Arab Group for the Protection of Nature in partnership with the international Pesticide Action Network Asia Pacific organized a fact-finding mission in the Jordan Valley (Jordan) on 30th April, 2016, to learn about the risks and challenges faced by Jordanian farmers. The mission’s focus was on the village of Damia in the Deir Alla region, which suffers impacts of the Damia Landfill controlled by the Israeli occupation forces on the opposite side of the Jordan River.
APN received a number of calls from residents and farmers in Damia village who are impacted by the landfill, which has led to the emission of foul odors, spread of insects, increased respiratory problems, and damaged crops. Four months ago, occupation forces excavated the 20 year old landfill and spread its contents along a 5-6 kilometer stretch of the border, 1 km wide.The delegation met local farmer Jamal Mesalhah of Damia village, which is situated just 10 meters from the river. He expressed deep fears, pointing out that “the landfill is affecting our health in the short term, but we are more wary of the future impacts.” The waste may contain heavy metals such as lead or zinc, or radioactive materials that may travel with rainfall, adversely affecting nearby water sources, which is another concern of the health of future generations.APN met with farmers who reported that the Israeli occupation forces are aerial spraying toxic pesticides on the opposite side of the border, and that the wind moves this spray into Jordanian territory, destroying the land and agricultural products within vast areas.
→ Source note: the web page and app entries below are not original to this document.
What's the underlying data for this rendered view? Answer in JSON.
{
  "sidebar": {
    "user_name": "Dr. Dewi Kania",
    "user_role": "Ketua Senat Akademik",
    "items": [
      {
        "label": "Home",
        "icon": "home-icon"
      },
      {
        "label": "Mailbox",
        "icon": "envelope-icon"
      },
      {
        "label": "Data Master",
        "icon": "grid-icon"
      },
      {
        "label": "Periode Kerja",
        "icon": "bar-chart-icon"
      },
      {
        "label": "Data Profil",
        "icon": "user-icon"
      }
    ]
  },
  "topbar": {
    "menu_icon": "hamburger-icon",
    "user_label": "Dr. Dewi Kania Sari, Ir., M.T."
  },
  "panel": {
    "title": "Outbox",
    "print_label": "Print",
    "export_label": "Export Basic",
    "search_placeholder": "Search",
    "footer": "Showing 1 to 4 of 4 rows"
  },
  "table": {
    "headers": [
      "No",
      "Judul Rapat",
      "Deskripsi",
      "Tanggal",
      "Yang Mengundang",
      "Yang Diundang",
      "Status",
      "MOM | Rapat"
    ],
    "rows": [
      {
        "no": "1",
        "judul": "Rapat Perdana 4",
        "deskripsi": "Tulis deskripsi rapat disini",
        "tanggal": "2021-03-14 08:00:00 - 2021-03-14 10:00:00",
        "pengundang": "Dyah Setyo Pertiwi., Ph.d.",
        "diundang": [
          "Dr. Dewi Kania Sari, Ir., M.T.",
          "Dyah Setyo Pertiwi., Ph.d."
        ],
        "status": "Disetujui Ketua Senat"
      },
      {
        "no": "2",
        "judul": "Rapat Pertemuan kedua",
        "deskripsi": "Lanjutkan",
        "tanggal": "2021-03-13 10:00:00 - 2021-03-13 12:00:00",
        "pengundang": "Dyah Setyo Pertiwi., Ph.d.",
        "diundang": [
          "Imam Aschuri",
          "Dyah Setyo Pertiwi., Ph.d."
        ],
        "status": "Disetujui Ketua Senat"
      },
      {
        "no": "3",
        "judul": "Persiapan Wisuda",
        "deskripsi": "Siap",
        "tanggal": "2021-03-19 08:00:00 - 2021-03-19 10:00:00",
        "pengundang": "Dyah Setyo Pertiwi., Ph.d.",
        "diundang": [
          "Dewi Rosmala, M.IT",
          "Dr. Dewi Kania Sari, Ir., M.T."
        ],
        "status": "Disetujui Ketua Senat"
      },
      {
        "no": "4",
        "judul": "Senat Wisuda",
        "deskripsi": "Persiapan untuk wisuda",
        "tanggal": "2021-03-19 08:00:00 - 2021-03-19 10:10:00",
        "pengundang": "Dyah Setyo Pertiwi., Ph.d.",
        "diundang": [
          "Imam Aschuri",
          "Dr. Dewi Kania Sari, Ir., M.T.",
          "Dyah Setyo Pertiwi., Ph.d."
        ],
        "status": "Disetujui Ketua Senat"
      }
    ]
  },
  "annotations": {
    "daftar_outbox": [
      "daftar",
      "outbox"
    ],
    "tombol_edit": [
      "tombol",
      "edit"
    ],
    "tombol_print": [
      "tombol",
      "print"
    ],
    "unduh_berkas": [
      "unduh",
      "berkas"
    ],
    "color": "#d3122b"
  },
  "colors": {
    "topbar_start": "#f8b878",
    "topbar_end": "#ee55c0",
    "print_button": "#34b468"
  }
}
The delegation found that Israeli companies are exporting toxic and banned pesticides to Jordan.
APN also visited a farmer whose land was damaged by frequent fires started by Israeli occupation forces on the western bank of the river. The huge fires spread into the territory of Jordanian farmers and become difficult to control, causing huge losses to farmers because of crop damage and animal deaths. The delegation proposed several recommendations, including the need to study the environmental situation of the Damia landfill and conduct analyses of soil and water; to pressure the Israeli forces to provide access to information on the contents of the existing waste; to pressure Israeli actors to remove the landfill from the border region due to its negative effects on public health, plants, and animal welfare; for the Jordanian government to call on the UN Special Rapporteur on Human Rights Implications of the Environmentally Sound Management and Disposal of Hazardous Substances and Wastes regarding the landfill; and, to communicate with agrochemical companies on their obligations under the Basel Convention and International Code of Conduct on the Distribution and Use of Pesticides to dispose of pesticide containers in an environmentally sound manner.